[http://www.illinoiscentral.net/OPSL.pdf  Location of Illinois Central stations].
  
[http://www.alplm.org/events/aa_history/Chicago_and_the_Great_Migration.pdf First person accounts and educational materials] on the Great Migration are provided by the Abraham Lincoln Presidential Library
 
  
 
{{Alabama|Alabama}}{{Illinois|Illinois}}{{Iowa|Iowa}}{{Kentucky|Kentucky}}{{Louisiana|Louisiana}}{{Minnesota|Minnesota}}{{Mississippi|Mississippi}}{{Tennessee|Tennessee}}  
 
{{Alabama|Alabama}}{{Illinois|Illinois}}{{Iowa|Iowa}}{{Kentucky|Kentucky}}{{Louisiana|Louisiana}}{{Minnesota|Minnesota}}{{Mississippi|Mississippi}}{{Tennessee|Tennessee}}  
  
 
[[Category:Alabama Migration Routes]] [[Category:Illinois Migration Routes]]  [[Category:Iowa Migration Routes]] [[Category:Kentucky Migration Routes]] [[Category:Louisiana Migration Routes]] [[Category:Minnesota Migration Routes]] [[Category:Mississippi Migration Routes]] [[Category:Tennessee Migration Routes]] [[Category:Migration_Routes|Illinois Central]] [[Category:US_Migration_Railroads|Illinois Central]] [[Category:United_States_Migration_Internal|Illinois Central]]
 
[[Category:Alabama Migration Routes]] [[Category:Illinois Migration Routes]]  [[Category:Iowa Migration Routes]] [[Category:Kentucky Migration Routes]] [[Category:Louisiana Migration Routes]] [[Category:Minnesota Migration Routes]] [[Category:Mississippi Migration Routes]] [[Category:Tennessee Migration Routes]] [[Category:Migration_Routes|Illinois Central]] [[Category:US_Migration_Railroads|Illinois Central]] [[Category:United_States_Migration_Internal|Illinois Central]]

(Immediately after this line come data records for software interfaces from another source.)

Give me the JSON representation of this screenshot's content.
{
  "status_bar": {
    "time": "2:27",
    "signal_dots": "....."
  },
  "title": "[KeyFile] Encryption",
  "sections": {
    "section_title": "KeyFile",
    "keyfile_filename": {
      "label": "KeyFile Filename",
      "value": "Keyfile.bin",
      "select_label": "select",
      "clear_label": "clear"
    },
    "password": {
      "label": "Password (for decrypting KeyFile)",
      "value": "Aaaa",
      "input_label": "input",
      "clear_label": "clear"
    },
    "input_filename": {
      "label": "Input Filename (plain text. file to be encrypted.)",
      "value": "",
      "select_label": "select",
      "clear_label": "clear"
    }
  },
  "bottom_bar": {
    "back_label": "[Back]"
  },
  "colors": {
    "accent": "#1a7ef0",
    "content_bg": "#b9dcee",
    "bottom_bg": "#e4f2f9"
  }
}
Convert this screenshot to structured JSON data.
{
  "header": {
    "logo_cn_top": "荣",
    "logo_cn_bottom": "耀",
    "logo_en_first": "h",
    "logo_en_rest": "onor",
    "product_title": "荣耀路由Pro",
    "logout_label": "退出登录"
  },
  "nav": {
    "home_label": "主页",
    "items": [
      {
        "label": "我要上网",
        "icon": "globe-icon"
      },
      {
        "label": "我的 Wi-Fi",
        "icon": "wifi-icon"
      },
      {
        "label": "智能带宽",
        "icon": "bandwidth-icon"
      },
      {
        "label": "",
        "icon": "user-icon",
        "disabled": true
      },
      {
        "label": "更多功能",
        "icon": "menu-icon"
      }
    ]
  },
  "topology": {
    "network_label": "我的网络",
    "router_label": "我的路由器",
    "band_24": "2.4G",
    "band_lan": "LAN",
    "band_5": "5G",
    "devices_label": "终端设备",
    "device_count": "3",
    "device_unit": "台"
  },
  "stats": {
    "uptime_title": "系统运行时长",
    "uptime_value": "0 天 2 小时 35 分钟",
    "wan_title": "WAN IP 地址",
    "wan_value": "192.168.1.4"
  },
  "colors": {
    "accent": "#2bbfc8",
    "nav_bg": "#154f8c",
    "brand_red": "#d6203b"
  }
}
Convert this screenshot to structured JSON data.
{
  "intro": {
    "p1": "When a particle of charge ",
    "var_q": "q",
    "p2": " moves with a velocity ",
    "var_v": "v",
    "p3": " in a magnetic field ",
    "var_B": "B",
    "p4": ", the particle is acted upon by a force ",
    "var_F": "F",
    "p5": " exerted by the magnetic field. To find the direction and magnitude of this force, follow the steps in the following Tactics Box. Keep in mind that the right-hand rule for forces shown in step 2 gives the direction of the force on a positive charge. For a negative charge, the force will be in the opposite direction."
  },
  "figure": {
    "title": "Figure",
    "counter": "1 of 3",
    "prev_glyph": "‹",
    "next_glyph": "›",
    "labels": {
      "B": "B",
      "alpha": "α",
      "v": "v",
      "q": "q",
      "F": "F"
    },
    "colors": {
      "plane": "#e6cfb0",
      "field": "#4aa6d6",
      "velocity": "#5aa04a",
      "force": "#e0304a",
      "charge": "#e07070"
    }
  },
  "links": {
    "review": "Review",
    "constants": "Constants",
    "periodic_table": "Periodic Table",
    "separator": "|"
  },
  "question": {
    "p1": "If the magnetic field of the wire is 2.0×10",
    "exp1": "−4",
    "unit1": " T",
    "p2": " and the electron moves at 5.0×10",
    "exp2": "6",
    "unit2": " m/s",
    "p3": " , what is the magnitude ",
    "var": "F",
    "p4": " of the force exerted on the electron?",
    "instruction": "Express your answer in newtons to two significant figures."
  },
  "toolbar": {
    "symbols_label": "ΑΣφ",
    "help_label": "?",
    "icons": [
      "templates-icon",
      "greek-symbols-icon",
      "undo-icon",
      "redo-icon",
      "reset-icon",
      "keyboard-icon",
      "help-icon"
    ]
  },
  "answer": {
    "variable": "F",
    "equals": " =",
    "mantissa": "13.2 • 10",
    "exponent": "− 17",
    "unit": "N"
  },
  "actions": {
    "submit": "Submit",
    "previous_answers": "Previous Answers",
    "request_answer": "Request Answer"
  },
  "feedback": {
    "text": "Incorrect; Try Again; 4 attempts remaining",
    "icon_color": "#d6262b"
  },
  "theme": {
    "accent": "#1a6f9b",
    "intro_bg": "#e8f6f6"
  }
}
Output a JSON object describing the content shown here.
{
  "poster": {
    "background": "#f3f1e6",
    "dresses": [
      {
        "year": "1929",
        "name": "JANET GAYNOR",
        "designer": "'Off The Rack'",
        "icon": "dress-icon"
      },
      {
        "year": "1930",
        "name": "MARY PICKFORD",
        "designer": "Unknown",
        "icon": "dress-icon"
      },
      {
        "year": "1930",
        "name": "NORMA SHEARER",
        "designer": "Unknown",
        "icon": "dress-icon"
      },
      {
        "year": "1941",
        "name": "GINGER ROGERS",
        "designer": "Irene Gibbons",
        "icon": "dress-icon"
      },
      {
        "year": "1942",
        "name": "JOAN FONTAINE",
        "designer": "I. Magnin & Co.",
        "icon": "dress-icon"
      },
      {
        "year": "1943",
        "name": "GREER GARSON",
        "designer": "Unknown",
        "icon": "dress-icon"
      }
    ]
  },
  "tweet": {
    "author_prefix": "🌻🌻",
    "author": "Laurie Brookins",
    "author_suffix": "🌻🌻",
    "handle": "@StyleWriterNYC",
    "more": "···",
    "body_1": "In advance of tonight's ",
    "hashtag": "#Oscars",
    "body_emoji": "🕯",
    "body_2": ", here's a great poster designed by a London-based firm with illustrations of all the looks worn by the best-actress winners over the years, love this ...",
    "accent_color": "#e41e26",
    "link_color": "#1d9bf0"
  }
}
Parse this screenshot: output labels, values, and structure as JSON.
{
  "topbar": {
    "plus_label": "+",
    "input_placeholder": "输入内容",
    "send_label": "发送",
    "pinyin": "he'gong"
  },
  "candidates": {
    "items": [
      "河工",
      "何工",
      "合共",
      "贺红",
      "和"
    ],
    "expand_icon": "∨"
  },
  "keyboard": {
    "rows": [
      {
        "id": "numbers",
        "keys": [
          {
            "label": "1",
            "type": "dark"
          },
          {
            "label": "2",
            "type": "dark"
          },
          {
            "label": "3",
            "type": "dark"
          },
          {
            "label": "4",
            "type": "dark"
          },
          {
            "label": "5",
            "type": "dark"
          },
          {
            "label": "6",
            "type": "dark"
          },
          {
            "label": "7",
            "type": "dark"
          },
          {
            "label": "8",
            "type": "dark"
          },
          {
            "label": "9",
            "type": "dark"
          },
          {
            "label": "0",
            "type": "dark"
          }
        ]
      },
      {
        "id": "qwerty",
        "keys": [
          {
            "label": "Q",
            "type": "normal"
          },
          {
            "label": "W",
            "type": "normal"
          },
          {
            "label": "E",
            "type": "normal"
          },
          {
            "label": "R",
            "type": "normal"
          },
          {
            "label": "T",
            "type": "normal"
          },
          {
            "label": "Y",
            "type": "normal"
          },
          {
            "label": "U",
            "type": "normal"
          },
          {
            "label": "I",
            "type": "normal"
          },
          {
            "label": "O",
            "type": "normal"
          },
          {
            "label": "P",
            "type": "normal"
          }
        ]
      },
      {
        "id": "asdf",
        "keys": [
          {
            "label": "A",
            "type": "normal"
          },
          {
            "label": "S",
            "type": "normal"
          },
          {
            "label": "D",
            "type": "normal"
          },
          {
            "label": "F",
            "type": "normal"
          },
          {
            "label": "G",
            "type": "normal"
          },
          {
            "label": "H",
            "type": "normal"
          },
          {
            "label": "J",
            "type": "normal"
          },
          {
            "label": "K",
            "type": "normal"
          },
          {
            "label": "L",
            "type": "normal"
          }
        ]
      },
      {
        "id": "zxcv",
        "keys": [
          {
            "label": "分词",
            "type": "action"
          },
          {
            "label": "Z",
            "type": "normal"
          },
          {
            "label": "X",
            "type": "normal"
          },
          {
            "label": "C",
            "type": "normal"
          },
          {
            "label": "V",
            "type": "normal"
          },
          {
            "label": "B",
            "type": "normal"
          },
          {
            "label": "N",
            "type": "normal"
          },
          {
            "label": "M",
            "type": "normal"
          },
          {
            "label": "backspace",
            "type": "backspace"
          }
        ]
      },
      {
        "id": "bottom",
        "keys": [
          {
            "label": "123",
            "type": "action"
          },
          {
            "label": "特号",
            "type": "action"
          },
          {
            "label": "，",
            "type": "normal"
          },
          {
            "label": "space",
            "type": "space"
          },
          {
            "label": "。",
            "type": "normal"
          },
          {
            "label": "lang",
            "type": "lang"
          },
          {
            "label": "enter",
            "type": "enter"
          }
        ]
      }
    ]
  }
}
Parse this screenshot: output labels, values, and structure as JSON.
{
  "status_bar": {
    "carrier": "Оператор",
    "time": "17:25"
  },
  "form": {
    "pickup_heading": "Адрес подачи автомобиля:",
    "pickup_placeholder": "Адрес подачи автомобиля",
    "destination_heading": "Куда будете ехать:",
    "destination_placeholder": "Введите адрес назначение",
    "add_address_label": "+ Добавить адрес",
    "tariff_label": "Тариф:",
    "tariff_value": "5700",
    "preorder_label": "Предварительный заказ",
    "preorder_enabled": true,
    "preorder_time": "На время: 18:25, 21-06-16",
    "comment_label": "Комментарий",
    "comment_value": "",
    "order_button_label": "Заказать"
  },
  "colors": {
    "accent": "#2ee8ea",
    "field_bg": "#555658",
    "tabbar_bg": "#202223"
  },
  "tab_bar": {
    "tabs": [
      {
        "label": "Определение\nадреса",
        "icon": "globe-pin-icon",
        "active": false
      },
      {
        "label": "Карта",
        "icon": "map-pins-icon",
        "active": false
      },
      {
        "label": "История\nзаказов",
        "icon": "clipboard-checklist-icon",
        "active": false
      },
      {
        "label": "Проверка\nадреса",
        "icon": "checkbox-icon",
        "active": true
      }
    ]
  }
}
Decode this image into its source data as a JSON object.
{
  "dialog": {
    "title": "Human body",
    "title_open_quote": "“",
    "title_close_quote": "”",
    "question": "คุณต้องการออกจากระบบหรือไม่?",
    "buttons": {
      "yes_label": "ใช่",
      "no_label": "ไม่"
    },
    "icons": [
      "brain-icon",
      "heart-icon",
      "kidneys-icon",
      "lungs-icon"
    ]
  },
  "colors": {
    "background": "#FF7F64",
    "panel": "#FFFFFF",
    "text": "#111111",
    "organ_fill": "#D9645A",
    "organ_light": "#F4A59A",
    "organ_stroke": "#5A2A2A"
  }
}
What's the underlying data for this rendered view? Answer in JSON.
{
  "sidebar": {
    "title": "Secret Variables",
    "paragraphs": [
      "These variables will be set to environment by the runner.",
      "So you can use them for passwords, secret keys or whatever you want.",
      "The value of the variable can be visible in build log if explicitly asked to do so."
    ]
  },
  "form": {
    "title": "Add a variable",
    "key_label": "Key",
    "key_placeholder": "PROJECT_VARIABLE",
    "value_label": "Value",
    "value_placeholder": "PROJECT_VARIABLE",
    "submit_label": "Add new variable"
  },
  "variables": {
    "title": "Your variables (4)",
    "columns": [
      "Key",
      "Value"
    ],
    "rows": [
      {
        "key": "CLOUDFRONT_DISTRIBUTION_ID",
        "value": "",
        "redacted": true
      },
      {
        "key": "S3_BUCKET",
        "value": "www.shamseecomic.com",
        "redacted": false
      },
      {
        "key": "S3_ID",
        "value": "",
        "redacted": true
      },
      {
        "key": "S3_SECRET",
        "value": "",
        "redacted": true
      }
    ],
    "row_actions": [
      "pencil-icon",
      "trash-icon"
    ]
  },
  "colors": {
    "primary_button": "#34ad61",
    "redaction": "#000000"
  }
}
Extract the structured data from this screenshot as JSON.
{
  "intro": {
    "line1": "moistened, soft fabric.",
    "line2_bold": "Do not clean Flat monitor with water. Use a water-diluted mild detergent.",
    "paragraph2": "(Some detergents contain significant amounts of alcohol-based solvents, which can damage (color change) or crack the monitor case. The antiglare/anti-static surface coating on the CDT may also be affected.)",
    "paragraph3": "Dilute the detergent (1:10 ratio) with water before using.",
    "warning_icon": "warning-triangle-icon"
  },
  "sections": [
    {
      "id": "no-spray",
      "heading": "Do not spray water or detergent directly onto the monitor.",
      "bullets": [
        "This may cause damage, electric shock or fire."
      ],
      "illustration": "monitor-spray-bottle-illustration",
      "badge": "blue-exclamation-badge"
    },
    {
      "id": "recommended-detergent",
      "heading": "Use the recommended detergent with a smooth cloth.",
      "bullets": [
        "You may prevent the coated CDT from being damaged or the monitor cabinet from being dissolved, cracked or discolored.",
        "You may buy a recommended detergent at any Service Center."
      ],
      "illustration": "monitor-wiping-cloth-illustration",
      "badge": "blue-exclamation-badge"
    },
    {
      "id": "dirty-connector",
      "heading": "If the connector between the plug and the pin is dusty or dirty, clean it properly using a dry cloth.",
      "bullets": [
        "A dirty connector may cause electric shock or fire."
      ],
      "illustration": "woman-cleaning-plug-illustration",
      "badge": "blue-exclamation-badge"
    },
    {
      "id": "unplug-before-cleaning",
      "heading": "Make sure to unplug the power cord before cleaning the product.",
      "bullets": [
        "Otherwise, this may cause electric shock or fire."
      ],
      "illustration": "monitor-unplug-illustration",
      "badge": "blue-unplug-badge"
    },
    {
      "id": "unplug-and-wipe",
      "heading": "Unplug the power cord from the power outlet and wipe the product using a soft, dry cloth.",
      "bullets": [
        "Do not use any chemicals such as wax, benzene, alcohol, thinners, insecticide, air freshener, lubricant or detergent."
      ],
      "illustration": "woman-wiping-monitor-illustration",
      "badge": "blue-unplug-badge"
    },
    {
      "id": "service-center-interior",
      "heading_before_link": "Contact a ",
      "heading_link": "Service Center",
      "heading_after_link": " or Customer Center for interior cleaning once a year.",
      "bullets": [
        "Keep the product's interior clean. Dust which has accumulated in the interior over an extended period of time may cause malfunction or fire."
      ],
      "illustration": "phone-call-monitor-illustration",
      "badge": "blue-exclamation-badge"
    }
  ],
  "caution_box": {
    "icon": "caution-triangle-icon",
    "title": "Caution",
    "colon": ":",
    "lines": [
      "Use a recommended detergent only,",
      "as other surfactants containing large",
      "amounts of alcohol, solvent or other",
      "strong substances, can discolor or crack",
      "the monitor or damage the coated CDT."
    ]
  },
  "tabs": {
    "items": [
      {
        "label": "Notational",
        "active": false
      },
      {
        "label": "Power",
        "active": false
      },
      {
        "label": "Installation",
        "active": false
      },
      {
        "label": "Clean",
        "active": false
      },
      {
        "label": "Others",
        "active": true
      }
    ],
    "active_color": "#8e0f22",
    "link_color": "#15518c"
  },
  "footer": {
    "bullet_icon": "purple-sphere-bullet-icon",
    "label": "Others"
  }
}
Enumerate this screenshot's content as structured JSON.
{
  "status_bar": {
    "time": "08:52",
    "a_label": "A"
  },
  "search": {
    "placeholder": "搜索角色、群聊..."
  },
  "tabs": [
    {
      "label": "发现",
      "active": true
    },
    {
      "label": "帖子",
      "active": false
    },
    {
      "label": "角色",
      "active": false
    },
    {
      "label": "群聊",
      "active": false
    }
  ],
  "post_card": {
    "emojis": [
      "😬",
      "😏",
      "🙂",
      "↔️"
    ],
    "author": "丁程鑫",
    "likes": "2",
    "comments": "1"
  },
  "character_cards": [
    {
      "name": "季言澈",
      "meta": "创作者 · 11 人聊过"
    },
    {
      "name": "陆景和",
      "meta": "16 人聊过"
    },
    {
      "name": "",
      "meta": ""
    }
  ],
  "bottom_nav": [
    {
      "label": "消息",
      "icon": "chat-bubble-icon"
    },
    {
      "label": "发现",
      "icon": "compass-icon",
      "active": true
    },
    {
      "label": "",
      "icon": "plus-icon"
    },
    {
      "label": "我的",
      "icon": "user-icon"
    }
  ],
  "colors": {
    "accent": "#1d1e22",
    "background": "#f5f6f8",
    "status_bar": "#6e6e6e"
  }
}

Latest revision as of 11:29, 24 October 2020

Illinois Central Railroad.jpg
Chicago Central and Illinois Central Route map.png

During the 1830’s, Illinois began a program of internal improvements to expand the market for Illinois farm products and encourage settlement. The effort nearly bankrupt the state but had one major successful achievement, the building of the Illinois Central Railroad. The railroad was chartered in 1851 and received a land grant, signed by President Millard Filmore, of nearly 2,600,000 acres. The initial development of the road began in the extreme north-western part of the state and terminated in the southern tip at Cairo, Illinois, a distance of 704 miles. Following the Civil War, the road expanded south, until by 1882 it provided direct passage for goods and people between Chicago and New Orleans. With multiple connections to smaller railroad lines, the Illinois Central significantly improved transportation in the Mississippi delta. Beginning in the 1900’s, the rail line became a major source of transportation for African Americans choosing to migrate from the rural south to search for employment in the more industrialized north. It was also known as the Main Line of Mid-America.

There were also significant lines which connected Sioux Falls South Dakota and Omaha Nebraska with Chicago. These lines took many western pioneers to the places where they would outfit for the trek west, or to settle the midwestern plains.

Location of Illinois Central stations.